Processing and storing crude oil at the port could pose health risks, said County Executive Daniel McCoy, who estimated that the health review could take "many months."
The moratorium targets a proposed expansion at an oil-processing facility operated by Global Partners LP. The company is seeking to build several boilers that would heat crude oil before it is off-loaded and shipped for refining.
Global Partners can transport by rail up to 160,000 barrels a day of crude to its Albany terminal, which includes some 50,000 bpd for Phillips 66 in a five-year commitment to ship North Dakotan Bakken crude by rail to its 238,000-bpd Bayway refinery in Linden, New Jersey.

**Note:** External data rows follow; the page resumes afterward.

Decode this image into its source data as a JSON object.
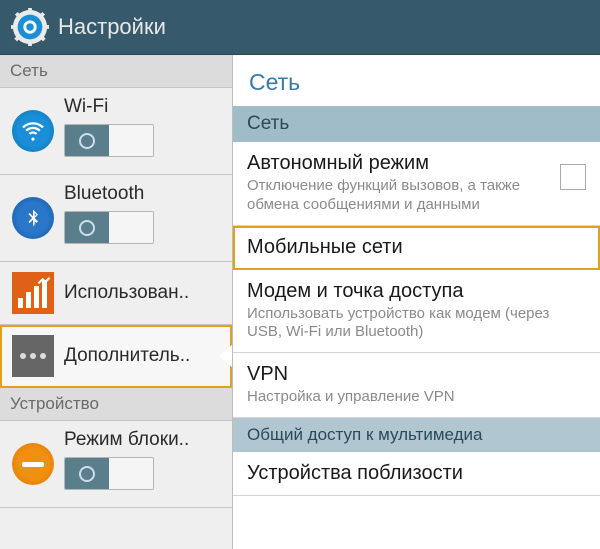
{
  "header": {
    "title": "Настройки"
  },
  "sidebar": {
    "sections": [
      {
        "header": "Сеть",
        "items": [
          {
            "label": "Wi-Fi",
            "toggle": true,
            "icon": "wifi"
          },
          {
            "label": "Bluetooth",
            "toggle": true,
            "icon": "bluetooth"
          },
          {
            "label": "Использован..",
            "toggle": false,
            "icon": "data-usage"
          },
          {
            "label": "Дополнитель..",
            "toggle": false,
            "icon": "more",
            "selected": true
          }
        ]
      },
      {
        "header": "Устройство",
        "items": [
          {
            "label": "Режим блоки..",
            "toggle": true,
            "icon": "block"
          }
        ]
      }
    ]
  },
  "main": {
    "title": "Сеть",
    "sections": [
      {
        "header": "Сеть",
        "items": [
          {
            "title": "Автономный режим",
            "sub": "Отключение функций вызовов, а также обмена сообщениями и данными",
            "checkbox": true
          },
          {
            "title": "Мобильные сети",
            "highlighted": true
          },
          {
            "title": "Модем и точка доступа",
            "sub": "Использовать устройство как модем (через USB, Wi-Fi или Bluetooth)"
          },
          {
            "title": "VPN",
            "sub": "Настройка и управление VPN"
          }
        ]
      },
      {
        "header": "Общий доступ к мультимедиа",
        "items": [
          {
            "title": "Устройства поблизости"
          }
        ]
      }
    ]
  }
}
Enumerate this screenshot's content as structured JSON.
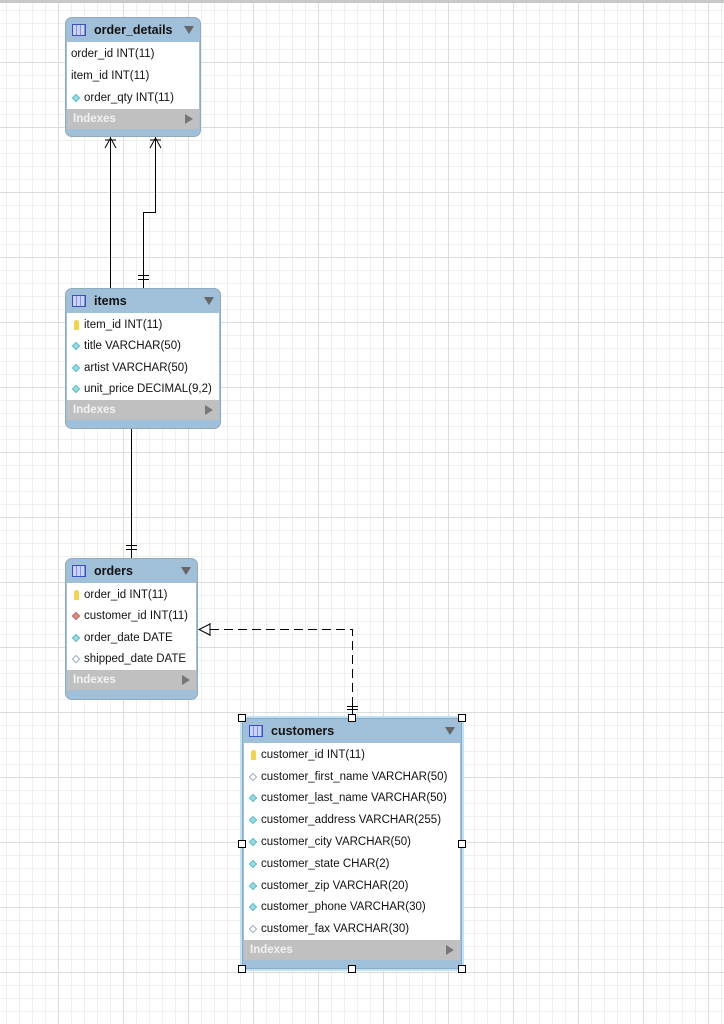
{
  "tables": [
    {
      "name": "order_details",
      "columns": [
        {
          "text": "order_id INT(11)",
          "icon": "none"
        },
        {
          "text": "item_id INT(11)",
          "icon": "none"
        },
        {
          "text": "order_qty INT(11)",
          "icon": "column-diamond-filled"
        }
      ],
      "indexes_label": "Indexes"
    },
    {
      "name": "items",
      "columns": [
        {
          "text": "item_id INT(11)",
          "icon": "primary-key"
        },
        {
          "text": "title VARCHAR(50)",
          "icon": "column-diamond-filled"
        },
        {
          "text": "artist VARCHAR(50)",
          "icon": "column-diamond-filled"
        },
        {
          "text": "unit_price DECIMAL(9,2)",
          "icon": "column-diamond-filled"
        }
      ],
      "indexes_label": "Indexes"
    },
    {
      "name": "orders",
      "columns": [
        {
          "text": "order_id INT(11)",
          "icon": "primary-key"
        },
        {
          "text": "customer_id INT(11)",
          "icon": "foreign-key-diamond"
        },
        {
          "text": "order_date DATE",
          "icon": "column-diamond-filled"
        },
        {
          "text": "shipped_date DATE",
          "icon": "column-diamond-empty"
        }
      ],
      "indexes_label": "Indexes"
    },
    {
      "name": "customers",
      "selected": true,
      "columns": [
        {
          "text": "customer_id INT(11)",
          "icon": "primary-key"
        },
        {
          "text": "customer_first_name VARCHAR(50)",
          "icon": "column-diamond-empty"
        },
        {
          "text": "customer_last_name VARCHAR(50)",
          "icon": "column-diamond-filled"
        },
        {
          "text": "customer_address VARCHAR(255)",
          "icon": "column-diamond-filled"
        },
        {
          "text": "customer_city VARCHAR(50)",
          "icon": "column-diamond-filled"
        },
        {
          "text": "customer_state CHAR(2)",
          "icon": "column-diamond-filled"
        },
        {
          "text": "customer_zip VARCHAR(20)",
          "icon": "column-diamond-filled"
        },
        {
          "text": "customer_phone VARCHAR(30)",
          "icon": "column-diamond-filled"
        },
        {
          "text": "customer_fax VARCHAR(30)",
          "icon": "column-diamond-empty"
        }
      ],
      "indexes_label": "Indexes"
    }
  ],
  "relationships": [
    {
      "from": "order_details",
      "to": "items",
      "style": "solid",
      "from_end": "many",
      "to_end": "one"
    },
    {
      "from": "items",
      "to": "orders",
      "style": "solid",
      "to_end": "one"
    },
    {
      "from": "orders",
      "to": "customers",
      "style": "dashed",
      "from_end": "one-or-many",
      "to_end": "one"
    }
  ],
  "colors": {
    "header": "#a0bfd9",
    "indexes": "#c0c0c0",
    "selection": "#bde3f7"
  }
}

Global Partners said it would review the order and work with officials who have concerns.
It added that "county officials had not previously voiced any concerns to Global about our operations, nor had they requested a meeting with us to discuss any questions or concerns."
The moratorium follows growing concerns about an increase in transporting and processing crude oil in the county, which has become an important supply hub for the region. Oil is shipped via rail from across the United States and Canada to Albany, where it is processed or barged farther south.
In January, New York Governor Andrew Cuomo directed a state safety review of crude rail shipments from the Bakken oil fields of North Dakota after a string of explosive derailments. Regulators have said that Bakken crude may be lighter and more volatile than other grades of crude.
Upstate New York has become a major shipping route for fuel from North Dakota - roughly 20 percent of all Bakken fuel is moved through Albany County, officials said.
In the emergency order initiating the health study, Albany officials described Bakken oil as "extremely volatile and flammable and therefore more dangerous to ship by rail."
Lawmakers who represent communities along shipping routes have also raised alarms.
New York's Department of Environmental Conservation is examining the Global Partners project and has sought public input.
"We are aggressively reviewing this permit application and all crude oil operations around the state," said Basil Seggos, Cuomo's deputy secretary for the environment.
"All options are on the table."
Global Partners shares closed down 1.7 percent at $36.25 on Wednesday.
(Reporting by Edward McAllister, Joshua Schneyer in New York and Patrick Rucker in Washington; Editing by Leslie Adler, Lisa Von Ahn, Marguerita Choy and Peter Cooney)